The Val scale is a method of measurement based on the sensitivity threshold of individuals, starting at zero, which means no sweetness. 1 Val (3.4 grams of white sugar) has been identified by Valiber’s team as the point at which people truly taste sweetness. A can of Coke, for example has a whopping 34 Vals, and a glass of orange juice contains 27 Vals.
How sweet is too sweet?
With Valiber, consumers can easily learn exactly how much sugar is too much sugar, or the point at which adding more sugar really makes no difference. In other words, why add two teaspoons of sugar when one is enough for you? Pinpointing the desired level of sweetness can significantly lower the amount of sugar we consume, according to Valiber.
This really is a very clever idea. I hope the developers manage to find the necessary funds to fully develop and market the spoon. I’m sure it will be a huge success.
Rotem the sand cat and her kittens
To conclude this week’s post I bring you a sweet little story from the Ramat Gan Safari Park. No, this does not include rampaging rhinos or awkward ostriches. :-) This time we are talking about the unexpected birth of baby sand cats, an animal that was thought to be extinct besides the one surviving couple – who didn’t like each other!
It’s just as well for the sand cat species that personal taste isn’t a prerequisite for procreation, it seems. Rotem, the only surviving sand cat at the Ramat Gan Safari Park, lost her mate a year ago and seemed rather repulsed by Kalahari, his replacement, a sand cat imported from Sweden last September.
Maybe he put a bag on his furry head, because three weeks ago, to the astonishment of Rotem’s keepers, she gave birth to three kittens, who have now started to totter on their tiny legs beyond the nest.
Sand cats are extremely endangered. Indigenous to Israel and Jordan, they are extinct in the region, though another sub-species may still exist in the desert wastes of North Africa. Of the local sand cat species, Felis margarita (also known as “dune cats”) only 200 remain – all in Europe’s zoos.
So, when Rotem’s original mate Sela died, the Safari people began combing the world’s zoos for a replacement and last September, chose the husky male Kalahari, 3, from Sweden.
It was not love at first sight.
“We had expected that after the two young cats had met and been exposed one to the other properly, they would take to one another, but they didn’t,” says Horowitz. When put together during the day, the cats neither locked lips, nor talons for that matter. “They didn’t engage in hostile actions – they didn’t expose fangs, for instance,” she says. “What happened is we put them together – and nothing happened. They would look at one another but kept it platonic.”
Finally, reluctant to ask Sweden if their cat had a problem, and despite being concerned about war in the wee hours, the keepers decided to leave the cats shut up in the same room for the night.
“We don’t normally do that with sand cats because they’re so rare, and if they fight they could badly hurt each other,” Horowitz explains.

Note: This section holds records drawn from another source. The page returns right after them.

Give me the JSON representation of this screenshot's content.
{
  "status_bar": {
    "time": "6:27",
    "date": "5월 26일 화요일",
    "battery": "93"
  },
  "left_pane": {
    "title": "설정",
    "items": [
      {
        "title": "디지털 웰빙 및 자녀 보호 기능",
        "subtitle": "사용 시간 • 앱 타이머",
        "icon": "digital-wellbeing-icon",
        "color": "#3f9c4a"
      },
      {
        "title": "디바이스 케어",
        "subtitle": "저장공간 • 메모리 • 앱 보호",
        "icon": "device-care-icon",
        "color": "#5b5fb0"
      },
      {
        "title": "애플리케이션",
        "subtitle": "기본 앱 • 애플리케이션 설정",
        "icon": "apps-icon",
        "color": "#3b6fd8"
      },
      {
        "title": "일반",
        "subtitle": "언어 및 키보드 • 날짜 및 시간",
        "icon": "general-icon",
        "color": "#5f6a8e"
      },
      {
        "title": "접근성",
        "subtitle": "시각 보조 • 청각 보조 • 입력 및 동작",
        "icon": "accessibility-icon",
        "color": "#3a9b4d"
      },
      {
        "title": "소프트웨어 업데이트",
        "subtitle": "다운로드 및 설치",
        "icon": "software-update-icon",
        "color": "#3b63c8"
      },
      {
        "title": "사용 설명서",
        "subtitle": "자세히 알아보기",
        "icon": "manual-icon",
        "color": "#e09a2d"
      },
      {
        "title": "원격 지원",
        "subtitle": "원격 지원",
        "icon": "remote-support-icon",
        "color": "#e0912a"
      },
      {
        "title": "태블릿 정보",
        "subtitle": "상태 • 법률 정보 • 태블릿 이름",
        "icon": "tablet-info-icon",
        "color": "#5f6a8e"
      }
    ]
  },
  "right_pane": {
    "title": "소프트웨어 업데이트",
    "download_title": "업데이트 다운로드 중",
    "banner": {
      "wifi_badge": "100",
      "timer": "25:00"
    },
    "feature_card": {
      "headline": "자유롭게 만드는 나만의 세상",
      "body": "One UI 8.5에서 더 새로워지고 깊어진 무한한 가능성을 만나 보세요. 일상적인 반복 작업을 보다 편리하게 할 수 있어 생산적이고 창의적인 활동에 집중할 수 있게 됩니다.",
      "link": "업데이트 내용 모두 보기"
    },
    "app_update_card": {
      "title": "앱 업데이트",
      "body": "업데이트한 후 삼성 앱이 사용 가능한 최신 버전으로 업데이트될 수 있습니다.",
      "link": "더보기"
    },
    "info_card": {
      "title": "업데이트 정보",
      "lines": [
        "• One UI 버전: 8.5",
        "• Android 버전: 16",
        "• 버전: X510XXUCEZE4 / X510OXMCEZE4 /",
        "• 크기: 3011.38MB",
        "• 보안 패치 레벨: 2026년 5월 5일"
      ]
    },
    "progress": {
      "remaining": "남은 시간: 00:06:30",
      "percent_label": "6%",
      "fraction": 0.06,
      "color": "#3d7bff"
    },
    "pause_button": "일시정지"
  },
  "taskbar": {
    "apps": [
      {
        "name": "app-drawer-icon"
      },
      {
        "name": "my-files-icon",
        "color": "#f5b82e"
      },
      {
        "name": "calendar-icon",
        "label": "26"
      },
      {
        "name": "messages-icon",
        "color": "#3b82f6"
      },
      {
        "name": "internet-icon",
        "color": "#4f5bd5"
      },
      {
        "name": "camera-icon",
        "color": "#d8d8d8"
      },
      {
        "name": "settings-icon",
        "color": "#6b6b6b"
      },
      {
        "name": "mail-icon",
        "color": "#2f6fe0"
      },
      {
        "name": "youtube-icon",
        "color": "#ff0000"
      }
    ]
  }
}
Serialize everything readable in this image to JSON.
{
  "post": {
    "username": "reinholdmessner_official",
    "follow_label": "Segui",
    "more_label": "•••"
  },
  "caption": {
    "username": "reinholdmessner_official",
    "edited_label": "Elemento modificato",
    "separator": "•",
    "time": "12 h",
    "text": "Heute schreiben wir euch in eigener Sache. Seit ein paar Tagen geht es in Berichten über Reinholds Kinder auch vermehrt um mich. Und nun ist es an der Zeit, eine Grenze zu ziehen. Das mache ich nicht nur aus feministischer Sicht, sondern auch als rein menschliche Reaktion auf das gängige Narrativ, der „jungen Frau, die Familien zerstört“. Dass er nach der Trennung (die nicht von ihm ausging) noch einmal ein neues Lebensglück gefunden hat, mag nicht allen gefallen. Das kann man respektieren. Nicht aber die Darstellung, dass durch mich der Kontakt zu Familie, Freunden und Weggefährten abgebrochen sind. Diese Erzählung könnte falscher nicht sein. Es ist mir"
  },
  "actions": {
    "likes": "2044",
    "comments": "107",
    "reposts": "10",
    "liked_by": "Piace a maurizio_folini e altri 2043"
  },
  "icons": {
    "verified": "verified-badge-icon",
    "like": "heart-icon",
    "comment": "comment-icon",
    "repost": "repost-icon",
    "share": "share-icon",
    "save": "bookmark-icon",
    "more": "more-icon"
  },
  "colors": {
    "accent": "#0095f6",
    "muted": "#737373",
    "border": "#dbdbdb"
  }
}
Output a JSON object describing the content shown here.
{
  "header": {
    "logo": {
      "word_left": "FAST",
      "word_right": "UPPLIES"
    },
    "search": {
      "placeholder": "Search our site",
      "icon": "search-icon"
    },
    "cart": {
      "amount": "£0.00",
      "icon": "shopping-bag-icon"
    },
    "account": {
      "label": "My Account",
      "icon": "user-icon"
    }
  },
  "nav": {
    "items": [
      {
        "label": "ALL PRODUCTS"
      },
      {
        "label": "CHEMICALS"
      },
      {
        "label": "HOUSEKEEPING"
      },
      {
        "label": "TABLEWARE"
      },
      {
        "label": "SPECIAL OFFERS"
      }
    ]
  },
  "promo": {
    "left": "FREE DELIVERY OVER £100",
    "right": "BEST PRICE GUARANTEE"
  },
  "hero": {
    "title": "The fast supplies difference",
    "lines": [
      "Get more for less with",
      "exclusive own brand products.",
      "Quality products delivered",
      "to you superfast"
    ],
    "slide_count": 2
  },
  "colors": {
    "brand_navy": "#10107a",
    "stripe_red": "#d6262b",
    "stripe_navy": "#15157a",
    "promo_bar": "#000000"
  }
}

Lo, they did notice that Rotem had grown rather rotund. And three weeks ago, the keepers arriving for their day shift saw three furballs in Rotem’s den. She is proving to be an excellent mother, they say.
Her mating with Sela of blessed memory had occurred in the cats’ open area, because they hadn’t been left alone for the night, so Rotem’s two previous pregnancies (after 60-69 day gestation) had been anticipated. Nobody had observed the union with Kalahari, but there aren’t many other options to explain the kittens.
All together now… Awww! :-)
There is a gorgeous video of the sand-cats at the Guardian (yes, I know).
Mazal tov to the sand-cat family! May your family grow to many more sand-cats, which together with the latest Aliya statistics thus increase both our human and animal potential. :-D
With all that good news I wish you all Shabbat Shalom!